++++ Information shown

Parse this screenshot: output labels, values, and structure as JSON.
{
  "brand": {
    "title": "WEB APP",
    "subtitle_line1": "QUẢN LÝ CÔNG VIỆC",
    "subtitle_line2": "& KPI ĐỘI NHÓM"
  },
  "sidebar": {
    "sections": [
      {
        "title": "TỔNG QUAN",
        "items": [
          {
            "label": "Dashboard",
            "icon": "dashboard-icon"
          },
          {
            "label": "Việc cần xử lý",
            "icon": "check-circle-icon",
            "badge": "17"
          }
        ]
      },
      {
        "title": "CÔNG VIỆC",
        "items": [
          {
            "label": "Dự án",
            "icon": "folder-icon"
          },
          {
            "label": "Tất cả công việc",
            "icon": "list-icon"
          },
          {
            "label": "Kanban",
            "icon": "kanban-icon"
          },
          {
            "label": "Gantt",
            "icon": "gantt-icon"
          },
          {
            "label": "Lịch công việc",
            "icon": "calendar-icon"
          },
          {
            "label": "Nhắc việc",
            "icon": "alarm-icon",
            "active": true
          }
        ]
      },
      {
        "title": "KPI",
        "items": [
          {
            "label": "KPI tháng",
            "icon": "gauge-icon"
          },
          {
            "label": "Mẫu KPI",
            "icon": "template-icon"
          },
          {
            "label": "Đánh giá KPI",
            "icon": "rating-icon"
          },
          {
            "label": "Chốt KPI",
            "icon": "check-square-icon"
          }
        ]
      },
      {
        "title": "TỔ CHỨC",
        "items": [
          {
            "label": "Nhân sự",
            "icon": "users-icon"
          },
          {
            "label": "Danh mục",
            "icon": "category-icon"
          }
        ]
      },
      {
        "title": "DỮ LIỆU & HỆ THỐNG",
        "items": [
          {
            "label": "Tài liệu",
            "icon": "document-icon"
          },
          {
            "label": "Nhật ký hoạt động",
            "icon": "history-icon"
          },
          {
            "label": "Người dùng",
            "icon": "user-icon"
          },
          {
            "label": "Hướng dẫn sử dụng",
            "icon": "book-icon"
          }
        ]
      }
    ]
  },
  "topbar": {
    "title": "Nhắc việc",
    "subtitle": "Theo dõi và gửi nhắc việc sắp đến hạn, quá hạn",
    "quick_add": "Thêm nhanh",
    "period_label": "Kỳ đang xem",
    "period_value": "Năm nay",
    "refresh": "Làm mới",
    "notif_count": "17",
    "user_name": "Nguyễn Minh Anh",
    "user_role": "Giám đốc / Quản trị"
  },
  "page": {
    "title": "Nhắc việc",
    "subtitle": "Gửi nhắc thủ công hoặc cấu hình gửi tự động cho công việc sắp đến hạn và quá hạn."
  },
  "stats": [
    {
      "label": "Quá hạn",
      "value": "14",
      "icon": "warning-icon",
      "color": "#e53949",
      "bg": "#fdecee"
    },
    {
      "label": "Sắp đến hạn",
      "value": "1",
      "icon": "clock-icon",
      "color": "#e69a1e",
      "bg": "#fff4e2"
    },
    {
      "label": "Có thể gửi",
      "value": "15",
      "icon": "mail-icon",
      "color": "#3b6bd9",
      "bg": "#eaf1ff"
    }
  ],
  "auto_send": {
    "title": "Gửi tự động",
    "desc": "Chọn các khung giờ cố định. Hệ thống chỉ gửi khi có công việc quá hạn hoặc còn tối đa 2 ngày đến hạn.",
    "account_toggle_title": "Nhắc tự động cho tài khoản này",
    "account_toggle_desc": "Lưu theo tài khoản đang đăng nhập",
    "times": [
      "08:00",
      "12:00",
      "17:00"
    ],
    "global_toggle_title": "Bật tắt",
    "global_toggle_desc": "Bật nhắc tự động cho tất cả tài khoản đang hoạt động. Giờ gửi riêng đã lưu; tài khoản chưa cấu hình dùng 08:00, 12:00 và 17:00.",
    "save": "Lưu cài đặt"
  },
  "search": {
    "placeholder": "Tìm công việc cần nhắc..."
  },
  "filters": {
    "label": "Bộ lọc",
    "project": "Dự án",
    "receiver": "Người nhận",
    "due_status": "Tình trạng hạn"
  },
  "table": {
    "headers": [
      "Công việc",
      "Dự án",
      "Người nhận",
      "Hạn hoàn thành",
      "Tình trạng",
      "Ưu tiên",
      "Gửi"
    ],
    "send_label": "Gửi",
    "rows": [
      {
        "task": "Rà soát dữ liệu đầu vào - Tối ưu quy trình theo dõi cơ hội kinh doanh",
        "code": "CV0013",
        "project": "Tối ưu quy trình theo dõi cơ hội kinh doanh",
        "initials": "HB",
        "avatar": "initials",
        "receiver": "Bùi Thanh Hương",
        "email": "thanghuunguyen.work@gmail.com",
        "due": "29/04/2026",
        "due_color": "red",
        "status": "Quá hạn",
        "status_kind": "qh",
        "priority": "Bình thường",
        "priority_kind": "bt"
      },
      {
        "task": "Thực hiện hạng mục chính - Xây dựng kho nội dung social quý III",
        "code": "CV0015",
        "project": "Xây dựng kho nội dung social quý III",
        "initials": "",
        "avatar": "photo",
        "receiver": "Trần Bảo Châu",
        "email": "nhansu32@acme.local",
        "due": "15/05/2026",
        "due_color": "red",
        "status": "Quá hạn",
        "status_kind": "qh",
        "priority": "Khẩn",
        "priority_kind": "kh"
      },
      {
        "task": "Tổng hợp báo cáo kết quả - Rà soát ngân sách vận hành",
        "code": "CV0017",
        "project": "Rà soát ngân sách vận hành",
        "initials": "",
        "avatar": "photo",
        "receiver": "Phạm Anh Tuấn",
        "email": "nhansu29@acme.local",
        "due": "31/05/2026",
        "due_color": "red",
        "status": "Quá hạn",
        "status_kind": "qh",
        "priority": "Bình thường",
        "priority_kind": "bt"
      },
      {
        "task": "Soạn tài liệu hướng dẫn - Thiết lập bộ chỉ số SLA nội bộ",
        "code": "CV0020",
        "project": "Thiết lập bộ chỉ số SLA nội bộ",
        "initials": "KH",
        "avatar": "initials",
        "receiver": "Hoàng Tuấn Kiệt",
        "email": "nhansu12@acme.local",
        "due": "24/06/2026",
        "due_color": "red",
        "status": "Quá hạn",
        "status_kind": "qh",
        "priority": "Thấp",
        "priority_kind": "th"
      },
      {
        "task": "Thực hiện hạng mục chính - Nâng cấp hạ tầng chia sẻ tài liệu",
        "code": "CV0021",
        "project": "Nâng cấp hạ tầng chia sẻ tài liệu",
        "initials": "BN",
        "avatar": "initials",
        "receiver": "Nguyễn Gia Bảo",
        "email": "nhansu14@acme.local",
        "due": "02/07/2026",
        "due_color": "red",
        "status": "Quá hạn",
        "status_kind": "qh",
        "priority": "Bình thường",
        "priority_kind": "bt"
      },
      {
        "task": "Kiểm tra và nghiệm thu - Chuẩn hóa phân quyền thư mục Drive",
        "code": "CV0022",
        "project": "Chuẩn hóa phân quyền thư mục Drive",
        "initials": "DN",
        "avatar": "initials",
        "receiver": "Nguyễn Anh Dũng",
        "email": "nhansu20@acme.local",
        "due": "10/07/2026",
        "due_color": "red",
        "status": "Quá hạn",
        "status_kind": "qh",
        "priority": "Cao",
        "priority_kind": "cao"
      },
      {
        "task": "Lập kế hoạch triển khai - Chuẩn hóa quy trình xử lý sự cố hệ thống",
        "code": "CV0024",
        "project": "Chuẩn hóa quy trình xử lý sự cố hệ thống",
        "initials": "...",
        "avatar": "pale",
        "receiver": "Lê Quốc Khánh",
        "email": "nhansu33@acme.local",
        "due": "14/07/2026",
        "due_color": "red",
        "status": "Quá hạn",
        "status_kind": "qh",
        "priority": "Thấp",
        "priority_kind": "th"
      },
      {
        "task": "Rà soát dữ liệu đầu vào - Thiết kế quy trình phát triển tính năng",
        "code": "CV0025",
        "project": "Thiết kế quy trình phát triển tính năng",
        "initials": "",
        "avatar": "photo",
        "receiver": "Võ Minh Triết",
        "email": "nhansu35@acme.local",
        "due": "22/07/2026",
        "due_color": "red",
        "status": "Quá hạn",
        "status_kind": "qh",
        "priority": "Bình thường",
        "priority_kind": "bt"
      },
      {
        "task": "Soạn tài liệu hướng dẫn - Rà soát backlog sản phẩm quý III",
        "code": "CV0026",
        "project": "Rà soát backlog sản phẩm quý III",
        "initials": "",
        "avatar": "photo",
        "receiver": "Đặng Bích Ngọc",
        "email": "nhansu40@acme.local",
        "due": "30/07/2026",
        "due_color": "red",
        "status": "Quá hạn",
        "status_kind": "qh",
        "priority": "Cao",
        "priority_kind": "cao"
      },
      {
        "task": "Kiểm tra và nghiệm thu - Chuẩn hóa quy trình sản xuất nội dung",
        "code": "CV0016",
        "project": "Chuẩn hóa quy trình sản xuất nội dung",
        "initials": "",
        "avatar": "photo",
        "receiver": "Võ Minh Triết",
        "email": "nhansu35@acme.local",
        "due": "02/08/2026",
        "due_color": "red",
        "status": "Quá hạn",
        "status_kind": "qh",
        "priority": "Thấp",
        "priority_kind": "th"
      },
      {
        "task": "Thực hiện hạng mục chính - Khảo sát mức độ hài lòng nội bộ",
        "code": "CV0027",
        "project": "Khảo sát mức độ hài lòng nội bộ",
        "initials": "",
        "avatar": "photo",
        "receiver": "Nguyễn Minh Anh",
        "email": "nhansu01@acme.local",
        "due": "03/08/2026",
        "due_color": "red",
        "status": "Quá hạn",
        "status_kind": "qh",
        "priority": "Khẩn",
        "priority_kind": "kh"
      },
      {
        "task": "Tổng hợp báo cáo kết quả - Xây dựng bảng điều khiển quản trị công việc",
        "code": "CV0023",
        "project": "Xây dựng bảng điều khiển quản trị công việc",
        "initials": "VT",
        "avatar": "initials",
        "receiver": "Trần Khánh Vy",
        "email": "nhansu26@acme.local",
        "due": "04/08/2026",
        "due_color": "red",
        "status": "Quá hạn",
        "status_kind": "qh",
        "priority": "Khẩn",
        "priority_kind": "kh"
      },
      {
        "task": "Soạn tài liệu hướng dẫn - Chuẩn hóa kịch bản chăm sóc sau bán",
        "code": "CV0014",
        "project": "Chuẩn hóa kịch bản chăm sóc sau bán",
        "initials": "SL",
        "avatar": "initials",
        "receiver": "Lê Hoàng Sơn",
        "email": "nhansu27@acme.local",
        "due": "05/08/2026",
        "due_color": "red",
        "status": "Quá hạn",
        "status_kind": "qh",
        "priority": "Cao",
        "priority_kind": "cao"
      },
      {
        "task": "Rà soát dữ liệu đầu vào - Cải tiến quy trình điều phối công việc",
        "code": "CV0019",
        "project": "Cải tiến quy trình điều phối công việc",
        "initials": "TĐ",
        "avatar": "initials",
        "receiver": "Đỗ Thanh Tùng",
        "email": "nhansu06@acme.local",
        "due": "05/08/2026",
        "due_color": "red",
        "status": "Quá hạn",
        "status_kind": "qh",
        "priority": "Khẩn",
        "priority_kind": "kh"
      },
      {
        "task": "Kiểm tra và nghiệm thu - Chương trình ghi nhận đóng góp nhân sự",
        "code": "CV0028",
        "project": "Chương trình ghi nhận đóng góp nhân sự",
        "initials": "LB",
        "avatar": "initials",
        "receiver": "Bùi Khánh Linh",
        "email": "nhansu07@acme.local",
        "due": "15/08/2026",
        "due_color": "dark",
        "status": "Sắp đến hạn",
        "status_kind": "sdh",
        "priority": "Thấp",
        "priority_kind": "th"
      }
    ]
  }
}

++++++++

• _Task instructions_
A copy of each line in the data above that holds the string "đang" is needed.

• _Answer box_
    "period_label": "Kỳ đang xem",
    "account_toggle_desc": "Lưu theo tài khoản đang đăng nhập",
    "global_toggle_desc": "Bật nhắc tự động cho tất cả tài khoản đang hoạt động. Giờ gửi riêng đã lưu; tài khoản chưa cấu hình dùng 08:00, 12:00 và 17:00.",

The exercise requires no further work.